START Supplied information

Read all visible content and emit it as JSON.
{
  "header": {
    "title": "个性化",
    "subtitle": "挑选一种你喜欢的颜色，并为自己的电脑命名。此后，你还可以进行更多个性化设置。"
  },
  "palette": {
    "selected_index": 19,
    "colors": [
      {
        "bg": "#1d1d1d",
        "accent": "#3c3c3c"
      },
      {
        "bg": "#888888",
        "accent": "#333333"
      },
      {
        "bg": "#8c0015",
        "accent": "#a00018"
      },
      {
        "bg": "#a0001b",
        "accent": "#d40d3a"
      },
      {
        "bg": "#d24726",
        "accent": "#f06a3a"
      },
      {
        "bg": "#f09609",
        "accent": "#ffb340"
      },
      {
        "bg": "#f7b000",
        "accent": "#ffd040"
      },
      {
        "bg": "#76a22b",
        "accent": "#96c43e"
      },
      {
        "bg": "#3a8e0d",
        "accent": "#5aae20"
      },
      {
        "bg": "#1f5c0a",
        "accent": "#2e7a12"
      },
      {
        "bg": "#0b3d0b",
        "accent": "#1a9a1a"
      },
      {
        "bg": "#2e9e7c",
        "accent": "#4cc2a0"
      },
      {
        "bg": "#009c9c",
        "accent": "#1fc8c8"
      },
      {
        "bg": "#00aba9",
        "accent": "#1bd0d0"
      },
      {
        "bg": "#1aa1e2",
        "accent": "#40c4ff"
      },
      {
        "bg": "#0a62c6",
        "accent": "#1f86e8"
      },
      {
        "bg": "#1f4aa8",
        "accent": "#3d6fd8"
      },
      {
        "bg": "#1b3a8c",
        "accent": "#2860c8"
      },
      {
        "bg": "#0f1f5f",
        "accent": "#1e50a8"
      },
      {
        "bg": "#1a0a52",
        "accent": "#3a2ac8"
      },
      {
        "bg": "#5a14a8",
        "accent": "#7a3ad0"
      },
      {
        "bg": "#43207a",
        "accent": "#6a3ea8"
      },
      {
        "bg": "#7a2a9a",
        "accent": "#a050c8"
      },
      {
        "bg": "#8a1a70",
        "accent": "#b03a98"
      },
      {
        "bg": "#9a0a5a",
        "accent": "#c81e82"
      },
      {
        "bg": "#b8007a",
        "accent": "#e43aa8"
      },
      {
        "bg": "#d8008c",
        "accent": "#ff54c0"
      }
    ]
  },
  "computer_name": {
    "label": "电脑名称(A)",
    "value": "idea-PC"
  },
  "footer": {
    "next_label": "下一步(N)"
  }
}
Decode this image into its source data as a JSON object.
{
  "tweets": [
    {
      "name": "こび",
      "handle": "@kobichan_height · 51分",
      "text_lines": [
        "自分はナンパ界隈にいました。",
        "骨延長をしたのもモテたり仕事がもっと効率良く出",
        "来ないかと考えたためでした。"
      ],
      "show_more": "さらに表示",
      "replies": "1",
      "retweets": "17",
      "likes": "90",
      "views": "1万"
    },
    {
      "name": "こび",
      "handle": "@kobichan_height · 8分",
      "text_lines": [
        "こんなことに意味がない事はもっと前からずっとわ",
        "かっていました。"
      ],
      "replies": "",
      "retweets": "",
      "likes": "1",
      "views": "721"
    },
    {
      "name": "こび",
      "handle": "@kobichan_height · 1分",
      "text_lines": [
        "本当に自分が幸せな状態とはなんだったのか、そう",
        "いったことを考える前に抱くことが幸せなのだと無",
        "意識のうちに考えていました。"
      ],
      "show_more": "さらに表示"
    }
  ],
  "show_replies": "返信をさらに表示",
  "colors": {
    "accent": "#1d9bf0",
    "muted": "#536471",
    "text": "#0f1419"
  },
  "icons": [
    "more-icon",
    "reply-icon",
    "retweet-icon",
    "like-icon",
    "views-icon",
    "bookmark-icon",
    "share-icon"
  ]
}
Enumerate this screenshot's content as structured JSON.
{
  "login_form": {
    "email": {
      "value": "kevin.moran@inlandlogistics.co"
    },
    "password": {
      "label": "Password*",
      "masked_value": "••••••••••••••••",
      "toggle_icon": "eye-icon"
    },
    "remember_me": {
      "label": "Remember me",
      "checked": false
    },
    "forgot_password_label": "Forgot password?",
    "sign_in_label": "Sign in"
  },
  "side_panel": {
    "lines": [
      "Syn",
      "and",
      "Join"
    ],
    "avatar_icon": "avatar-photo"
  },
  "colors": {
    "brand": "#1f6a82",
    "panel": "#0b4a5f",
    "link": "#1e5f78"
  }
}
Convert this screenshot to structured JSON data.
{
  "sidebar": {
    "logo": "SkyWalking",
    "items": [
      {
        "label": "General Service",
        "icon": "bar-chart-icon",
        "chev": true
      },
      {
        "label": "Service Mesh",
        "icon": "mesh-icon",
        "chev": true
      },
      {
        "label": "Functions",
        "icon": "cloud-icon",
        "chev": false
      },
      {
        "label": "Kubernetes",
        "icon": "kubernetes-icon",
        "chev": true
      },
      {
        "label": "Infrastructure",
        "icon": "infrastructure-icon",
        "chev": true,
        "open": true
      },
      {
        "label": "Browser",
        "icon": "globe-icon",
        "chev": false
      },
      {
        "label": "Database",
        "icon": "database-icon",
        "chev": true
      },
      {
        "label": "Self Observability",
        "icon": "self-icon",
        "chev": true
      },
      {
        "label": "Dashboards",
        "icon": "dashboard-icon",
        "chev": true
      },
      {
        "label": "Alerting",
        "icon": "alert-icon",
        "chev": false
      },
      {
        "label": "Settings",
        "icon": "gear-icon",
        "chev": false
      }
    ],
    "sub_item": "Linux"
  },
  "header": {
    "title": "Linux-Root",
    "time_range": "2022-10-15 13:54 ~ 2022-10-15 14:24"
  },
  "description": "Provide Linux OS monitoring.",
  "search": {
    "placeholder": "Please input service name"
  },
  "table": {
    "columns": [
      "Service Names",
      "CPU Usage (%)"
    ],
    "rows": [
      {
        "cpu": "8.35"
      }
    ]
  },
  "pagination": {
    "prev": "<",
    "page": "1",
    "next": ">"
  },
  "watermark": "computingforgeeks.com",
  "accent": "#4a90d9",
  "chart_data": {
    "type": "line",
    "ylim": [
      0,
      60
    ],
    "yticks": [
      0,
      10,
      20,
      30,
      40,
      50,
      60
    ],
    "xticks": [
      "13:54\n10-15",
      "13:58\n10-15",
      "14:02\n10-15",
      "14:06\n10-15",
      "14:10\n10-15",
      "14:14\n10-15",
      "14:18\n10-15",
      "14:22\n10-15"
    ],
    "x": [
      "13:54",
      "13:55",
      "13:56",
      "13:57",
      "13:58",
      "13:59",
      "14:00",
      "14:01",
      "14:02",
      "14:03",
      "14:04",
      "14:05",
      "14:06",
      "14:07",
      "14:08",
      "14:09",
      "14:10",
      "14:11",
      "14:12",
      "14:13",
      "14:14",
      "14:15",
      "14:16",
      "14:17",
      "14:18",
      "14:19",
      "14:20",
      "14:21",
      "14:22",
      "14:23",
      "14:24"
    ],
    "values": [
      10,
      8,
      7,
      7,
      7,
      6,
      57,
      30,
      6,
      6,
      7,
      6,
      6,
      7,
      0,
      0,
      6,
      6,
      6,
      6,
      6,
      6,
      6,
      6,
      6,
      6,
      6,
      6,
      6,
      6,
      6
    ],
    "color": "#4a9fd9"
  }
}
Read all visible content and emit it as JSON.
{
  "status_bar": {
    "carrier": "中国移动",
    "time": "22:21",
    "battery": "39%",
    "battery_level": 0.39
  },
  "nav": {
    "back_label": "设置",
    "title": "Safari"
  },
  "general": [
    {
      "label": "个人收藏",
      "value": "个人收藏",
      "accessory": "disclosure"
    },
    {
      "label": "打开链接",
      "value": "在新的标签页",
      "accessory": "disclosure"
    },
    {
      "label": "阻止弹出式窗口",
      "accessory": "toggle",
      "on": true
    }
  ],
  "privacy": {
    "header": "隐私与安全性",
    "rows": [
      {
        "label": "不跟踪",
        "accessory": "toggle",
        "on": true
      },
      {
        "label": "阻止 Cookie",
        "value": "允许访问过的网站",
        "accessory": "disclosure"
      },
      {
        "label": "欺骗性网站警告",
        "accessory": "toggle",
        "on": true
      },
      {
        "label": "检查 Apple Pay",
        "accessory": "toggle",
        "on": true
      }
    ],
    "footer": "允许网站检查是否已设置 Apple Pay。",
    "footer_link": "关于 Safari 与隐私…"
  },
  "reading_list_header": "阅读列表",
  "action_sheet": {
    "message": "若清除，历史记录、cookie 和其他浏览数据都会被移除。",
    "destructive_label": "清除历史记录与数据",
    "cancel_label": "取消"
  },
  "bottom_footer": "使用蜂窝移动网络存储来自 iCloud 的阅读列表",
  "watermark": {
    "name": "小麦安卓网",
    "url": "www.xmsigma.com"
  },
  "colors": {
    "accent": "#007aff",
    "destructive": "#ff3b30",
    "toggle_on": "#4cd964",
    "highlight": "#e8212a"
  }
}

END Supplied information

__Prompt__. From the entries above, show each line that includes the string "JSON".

__Exercise output__.
Read all visible content and emit it as JSON.
Decode this image into its source data as a JSON object.
Enumerate this screenshot's content as structured JSON.
Convert this screenshot to structured JSON data.
Read all visible content and emit it as JSON.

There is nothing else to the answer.